:: To do ::
Return, from the data below, each line that contains the word "JSON".

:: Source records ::
◆ ◆ ◆ ◆ ◆ ◆ ◆

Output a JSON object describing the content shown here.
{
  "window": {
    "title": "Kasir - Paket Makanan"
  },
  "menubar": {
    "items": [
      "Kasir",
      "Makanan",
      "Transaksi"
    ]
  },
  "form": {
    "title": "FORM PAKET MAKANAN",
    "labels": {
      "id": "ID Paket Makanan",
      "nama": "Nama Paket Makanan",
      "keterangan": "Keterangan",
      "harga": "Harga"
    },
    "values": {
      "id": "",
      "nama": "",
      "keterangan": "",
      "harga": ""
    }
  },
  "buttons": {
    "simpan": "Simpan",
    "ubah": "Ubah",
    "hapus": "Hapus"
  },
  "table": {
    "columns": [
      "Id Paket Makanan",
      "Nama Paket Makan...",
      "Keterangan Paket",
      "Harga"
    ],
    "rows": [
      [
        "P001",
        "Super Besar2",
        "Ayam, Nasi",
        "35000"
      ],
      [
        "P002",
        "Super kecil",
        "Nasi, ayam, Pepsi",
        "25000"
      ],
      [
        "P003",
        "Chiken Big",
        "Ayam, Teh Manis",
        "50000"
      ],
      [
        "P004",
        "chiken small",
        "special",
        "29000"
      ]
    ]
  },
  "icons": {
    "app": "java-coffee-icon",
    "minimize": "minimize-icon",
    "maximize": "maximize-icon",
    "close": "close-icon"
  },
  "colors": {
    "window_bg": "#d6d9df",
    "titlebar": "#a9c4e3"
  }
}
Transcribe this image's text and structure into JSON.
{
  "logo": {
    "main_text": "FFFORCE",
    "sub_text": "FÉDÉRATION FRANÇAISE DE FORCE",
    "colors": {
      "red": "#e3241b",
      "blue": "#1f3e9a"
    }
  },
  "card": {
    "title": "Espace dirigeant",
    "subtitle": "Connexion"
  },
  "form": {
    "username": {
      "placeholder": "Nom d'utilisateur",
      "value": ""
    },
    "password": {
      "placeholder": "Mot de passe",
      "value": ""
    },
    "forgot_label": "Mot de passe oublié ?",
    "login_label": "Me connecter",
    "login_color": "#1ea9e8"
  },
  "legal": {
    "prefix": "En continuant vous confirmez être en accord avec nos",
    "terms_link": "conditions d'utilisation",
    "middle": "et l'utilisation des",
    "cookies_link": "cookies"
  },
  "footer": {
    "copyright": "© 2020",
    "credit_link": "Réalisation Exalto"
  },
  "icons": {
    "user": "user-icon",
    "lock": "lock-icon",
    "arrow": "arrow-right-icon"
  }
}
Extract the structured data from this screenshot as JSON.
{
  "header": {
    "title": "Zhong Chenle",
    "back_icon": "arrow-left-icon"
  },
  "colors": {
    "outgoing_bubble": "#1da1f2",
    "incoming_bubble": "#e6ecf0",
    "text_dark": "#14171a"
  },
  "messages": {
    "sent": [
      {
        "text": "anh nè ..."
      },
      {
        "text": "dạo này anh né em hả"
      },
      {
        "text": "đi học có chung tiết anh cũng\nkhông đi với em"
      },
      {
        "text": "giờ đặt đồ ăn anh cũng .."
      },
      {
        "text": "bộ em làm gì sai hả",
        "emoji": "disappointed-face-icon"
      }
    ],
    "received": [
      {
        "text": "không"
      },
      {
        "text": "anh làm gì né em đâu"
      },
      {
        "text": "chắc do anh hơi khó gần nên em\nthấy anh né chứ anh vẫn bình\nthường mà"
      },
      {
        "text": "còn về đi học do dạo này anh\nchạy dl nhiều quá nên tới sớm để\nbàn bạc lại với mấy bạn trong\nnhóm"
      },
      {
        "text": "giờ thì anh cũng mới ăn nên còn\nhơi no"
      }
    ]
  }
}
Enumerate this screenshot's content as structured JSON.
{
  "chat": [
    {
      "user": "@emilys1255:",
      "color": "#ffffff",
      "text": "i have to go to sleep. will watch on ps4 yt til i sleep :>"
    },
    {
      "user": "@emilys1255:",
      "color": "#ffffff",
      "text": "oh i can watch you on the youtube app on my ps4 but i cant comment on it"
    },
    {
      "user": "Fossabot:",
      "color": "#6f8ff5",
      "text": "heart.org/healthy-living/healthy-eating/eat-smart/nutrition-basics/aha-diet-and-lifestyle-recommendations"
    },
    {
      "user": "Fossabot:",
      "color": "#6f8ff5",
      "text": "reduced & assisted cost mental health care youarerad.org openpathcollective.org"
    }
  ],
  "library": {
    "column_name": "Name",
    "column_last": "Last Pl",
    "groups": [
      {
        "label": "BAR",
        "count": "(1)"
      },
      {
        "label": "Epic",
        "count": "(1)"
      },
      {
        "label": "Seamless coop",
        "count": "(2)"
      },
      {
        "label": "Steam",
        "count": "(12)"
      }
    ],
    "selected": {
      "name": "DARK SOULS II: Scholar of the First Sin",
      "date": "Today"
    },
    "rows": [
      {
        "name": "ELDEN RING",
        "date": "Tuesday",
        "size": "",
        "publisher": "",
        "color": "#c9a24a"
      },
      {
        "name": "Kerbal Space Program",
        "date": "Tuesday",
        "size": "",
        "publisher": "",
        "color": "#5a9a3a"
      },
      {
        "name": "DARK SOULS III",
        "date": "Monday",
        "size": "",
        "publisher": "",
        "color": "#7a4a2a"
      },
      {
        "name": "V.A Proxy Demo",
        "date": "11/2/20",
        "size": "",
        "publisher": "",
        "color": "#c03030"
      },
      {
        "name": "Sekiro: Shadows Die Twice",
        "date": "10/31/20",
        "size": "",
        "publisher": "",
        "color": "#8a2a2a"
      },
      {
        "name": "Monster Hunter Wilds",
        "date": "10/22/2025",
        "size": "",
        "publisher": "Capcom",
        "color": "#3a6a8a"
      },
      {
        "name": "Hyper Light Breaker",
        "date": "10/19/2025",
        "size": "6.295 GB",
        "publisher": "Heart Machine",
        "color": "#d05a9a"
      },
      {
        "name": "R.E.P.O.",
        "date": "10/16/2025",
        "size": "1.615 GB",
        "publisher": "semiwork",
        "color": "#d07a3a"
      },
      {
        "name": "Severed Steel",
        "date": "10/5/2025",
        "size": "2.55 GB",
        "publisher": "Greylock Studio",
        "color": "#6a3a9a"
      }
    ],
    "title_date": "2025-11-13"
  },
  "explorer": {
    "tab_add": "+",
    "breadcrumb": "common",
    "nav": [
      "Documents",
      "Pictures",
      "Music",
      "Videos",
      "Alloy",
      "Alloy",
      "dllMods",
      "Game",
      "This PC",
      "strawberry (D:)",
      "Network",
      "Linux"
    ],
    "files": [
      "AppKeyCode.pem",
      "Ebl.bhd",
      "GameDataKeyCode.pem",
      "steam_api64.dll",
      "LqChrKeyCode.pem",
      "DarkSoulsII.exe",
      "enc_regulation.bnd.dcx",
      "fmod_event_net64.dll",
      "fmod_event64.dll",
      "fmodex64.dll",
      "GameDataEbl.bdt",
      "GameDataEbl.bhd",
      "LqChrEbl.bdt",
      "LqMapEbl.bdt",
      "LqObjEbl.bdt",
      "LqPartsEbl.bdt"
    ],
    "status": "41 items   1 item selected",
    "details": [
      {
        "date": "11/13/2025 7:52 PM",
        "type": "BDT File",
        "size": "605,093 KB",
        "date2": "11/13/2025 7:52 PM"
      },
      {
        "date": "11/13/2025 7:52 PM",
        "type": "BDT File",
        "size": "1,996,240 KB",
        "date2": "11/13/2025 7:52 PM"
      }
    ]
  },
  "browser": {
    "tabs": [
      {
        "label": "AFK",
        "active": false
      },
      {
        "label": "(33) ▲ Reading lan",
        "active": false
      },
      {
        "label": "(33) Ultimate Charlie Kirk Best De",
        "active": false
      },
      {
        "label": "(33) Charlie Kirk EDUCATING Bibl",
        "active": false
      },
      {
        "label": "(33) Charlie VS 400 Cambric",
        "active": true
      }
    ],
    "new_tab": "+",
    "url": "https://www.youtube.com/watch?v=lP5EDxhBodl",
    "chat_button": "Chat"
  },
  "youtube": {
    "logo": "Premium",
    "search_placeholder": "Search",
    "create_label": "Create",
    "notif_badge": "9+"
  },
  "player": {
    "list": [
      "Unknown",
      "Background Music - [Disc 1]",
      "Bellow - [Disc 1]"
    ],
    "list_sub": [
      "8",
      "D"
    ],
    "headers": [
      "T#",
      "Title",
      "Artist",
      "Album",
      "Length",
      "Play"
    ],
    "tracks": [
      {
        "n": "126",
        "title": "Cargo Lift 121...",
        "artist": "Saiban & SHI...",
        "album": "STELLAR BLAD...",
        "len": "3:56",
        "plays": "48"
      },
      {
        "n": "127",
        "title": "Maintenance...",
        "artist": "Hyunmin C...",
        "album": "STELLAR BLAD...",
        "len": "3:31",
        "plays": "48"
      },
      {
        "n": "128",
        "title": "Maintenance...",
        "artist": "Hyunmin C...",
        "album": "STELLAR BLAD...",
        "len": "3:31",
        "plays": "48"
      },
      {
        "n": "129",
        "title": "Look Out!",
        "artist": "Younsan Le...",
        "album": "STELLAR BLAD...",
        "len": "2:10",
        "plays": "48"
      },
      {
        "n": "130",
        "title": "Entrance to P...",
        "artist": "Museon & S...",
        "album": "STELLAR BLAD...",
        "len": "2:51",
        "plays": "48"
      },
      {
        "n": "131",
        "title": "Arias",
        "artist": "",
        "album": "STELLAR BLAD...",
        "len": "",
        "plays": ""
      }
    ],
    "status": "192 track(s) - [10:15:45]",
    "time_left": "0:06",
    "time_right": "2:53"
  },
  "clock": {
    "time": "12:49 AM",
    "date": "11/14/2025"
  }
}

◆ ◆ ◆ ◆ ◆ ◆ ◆

:: Exercise output ::
Output a JSON object describing the content shown here.
Transcribe this image's text and structure into JSON.
Extract the structured data from this screenshot as JSON.
Enumerate this screenshot's content as structured JSON.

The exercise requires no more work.